    • Crossref
    • Search Google Scholar
    • Export Citation
  • van der Maas, M. , Shi, J. , Elton-Marshall, T. , Hodgins, D. C. , Sanchez, S. , Lobo, D. S. S. , … Turner, N. E. (2019). Internet-based interventions for problem gambling: Scoping review. JMIR Mental Health, 6(1), Article No. e65. https://doi.org/10.2196/mental.9419.

    • Crossref
    • Search Google Scholar
    • Export Citation
  • Walker, M. B. (2005). Problems in measuring the effectiveness of cognitive therapy for pathological gambling. Journal of Gambling Studies, 21(1), 7992. https://doi.org/10.1007/s10899-004-1927-5.

    • Crossref
    • Search Google Scholar
    • Export Citation
  • Walker, M. , Toneatto, T. , Potenza, M. N. , Petry, N. , Ladouceur, R. , Hodgins, D. C. , … Blaszczynski, A. (2006). A framework for reporting outcomes in problem gambling treatment research: The Banff, Alberta consensus. Addiction, 101(4), 504511. https://doi.org/10.1111/j.1360-0443.2005.01341.x.

    • Crossref
    • Search Google Scholar
    • Export Citation
  • Wittekind, C. E. , Bierbrodt, J. , Ludecke, D. , Feist, A. , Hand, I. , & Moritz, S. (2019). Cognitive bias modification in problem and pathological gambling using a web-based approach-avoidance task: A pilot trial. Psychiatry Research, 272, 171181. https://doi.org/10.1016/j.psychres.2018.12.075.
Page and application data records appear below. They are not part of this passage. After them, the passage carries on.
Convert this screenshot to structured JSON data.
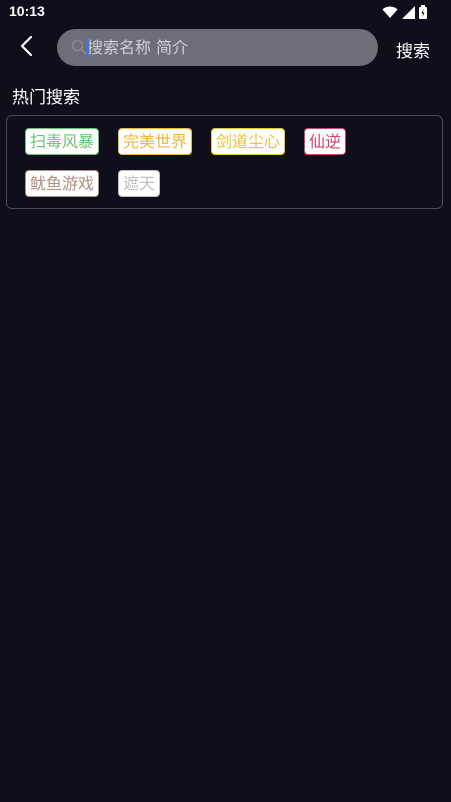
{
  "status_bar": {
    "time": "10:13"
  },
  "search": {
    "placeholder": "搜索名称 简介",
    "button_label": "搜索"
  },
  "hot_search": {
    "title": "热门搜索",
    "tags": [
      {
        "label": "扫毒风暴",
        "color": "#6cc070"
      },
      {
        "label": "完美世界",
        "color": "#f0b438"
      },
      {
        "label": "剑道尘心",
        "color": "#e8c430"
      },
      {
        "label": "仙逆",
        "color": "#d2456a"
      },
      {
        "label": "鱿鱼游戏",
        "color": "#b09080"
      },
      {
        "label": "遮天",
        "color": "#bdbdbd"
      }
    ]
  }
}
    • Crossref
    • Search Google Scholar
    • Export Citation
  • Yakovenko, I. , Quigley, L. , Hemmelgarn, B. R. , Hodgins, D. C. , & Ronksley, P. (2015). The efficacy of motivational interviewing for disordered gambling: Systematic review and meta-analysis. Addictive Behaviors, 43, 7282. https://doi.org/10.1016/j.addbeh.2014.12.011.

    • Crossref
    • Search Google Scholar
    • Export Citation
  • Collapse
  • Expand
The author instruction is available in PDF.
Please, download the file from HERE
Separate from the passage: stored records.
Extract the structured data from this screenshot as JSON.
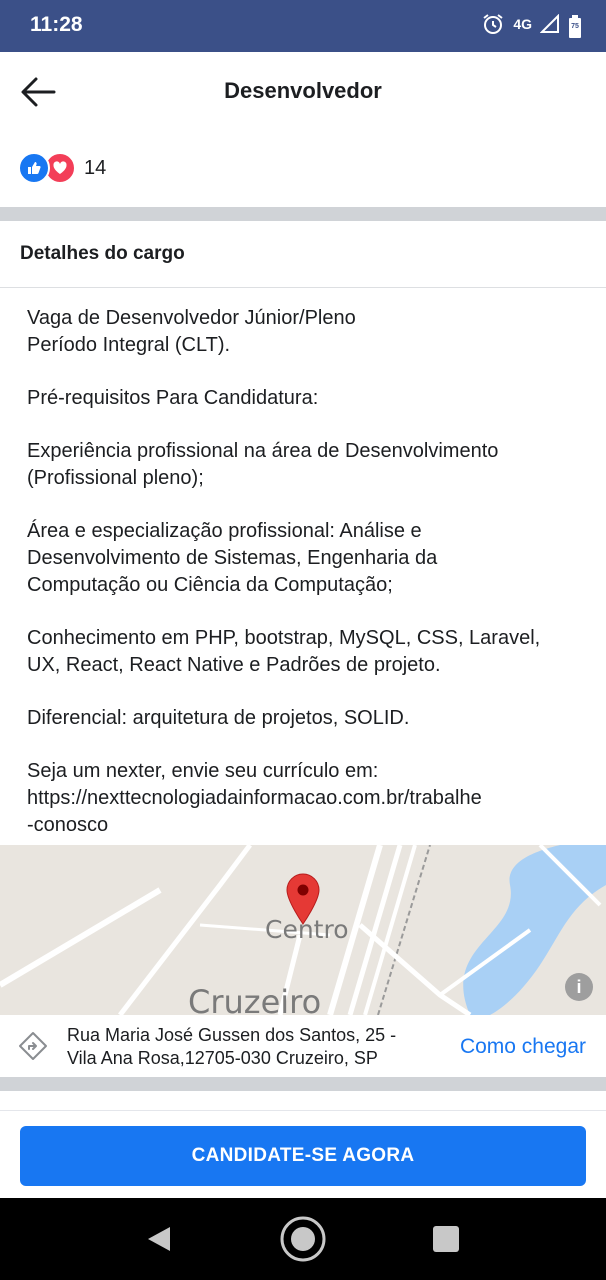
{
  "status_bar": {
    "time": "11:28",
    "network": "4G",
    "battery": "75"
  },
  "header": {
    "title": "Desenvolvedor"
  },
  "reactions": {
    "count": "14"
  },
  "section": {
    "title": "Detalhes do cargo"
  },
  "description": {
    "paragraphs": [
      "Vaga de Desenvolvedor Júnior/Pleno\nPeríodo Integral (CLT).",
      "Pré-requisitos Para Candidatura:",
      "Experiência profissional na área de Desenvolvimento\n(Profissional pleno);",
      "Área e especialização profissional: Análise e\nDesenvolvimento de Sistemas, Engenharia da\nComputação ou Ciência da Computação;",
      "Conhecimento em PHP, bootstrap, MySQL, CSS, Laravel,\nUX, React, React Native e Padrões de projeto.",
      "Diferencial: arquitetura de projetos, SOLID.",
      "Seja um nexter, envie seu currículo em:\nhttps://nexttecnologiadainformacao.com.br/trabalhe\n-conosco"
    ]
  },
  "map": {
    "labels": {
      "centro": "Centro",
      "cruzeiro": "Cruzeiro"
    }
  },
  "location": {
    "address": "Rua Maria José Gussen dos Santos, 25 -\nVila Ana Rosa,12705-030 Cruzeiro, SP",
    "directions_label": "Como chegar"
  },
  "apply": {
    "label": "CANDIDATE-SE AGORA"
  },
  "colors": {
    "status_bar": "#3b5088",
    "accent": "#1877f2",
    "separator": "#d0d3d7"
  }
}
Dr. Zsolt Demetrovics
Institute of Psychology, ELTE Eötvös Loránd University
Address: Izabella u. 46. H-1064 Budapest, Hungary
Phone: +36-1-461-2681
E-mail: jba@ppk.elte.hu
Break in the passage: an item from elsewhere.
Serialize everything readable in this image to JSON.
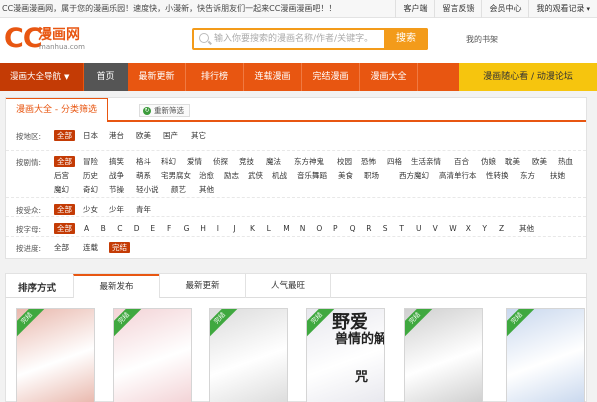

Indexing and Abstracting Services:

  • Web of Science [Science Citation Index Expanded (also known as SciSearch®)
  • Journal Citation Reports/Science Edition
  • Social Sciences Citation Index®
  • Journal Citation Reports/ Social Sciences Edition
  • Current Contents®/Social and Behavioral Sciences
  • EBSCO
  • GoogleScholar
  • PsycINFO
  • PubMed Central
  • SCOPUS
  • Medline
  • CABI
  • CABELLS Journalytics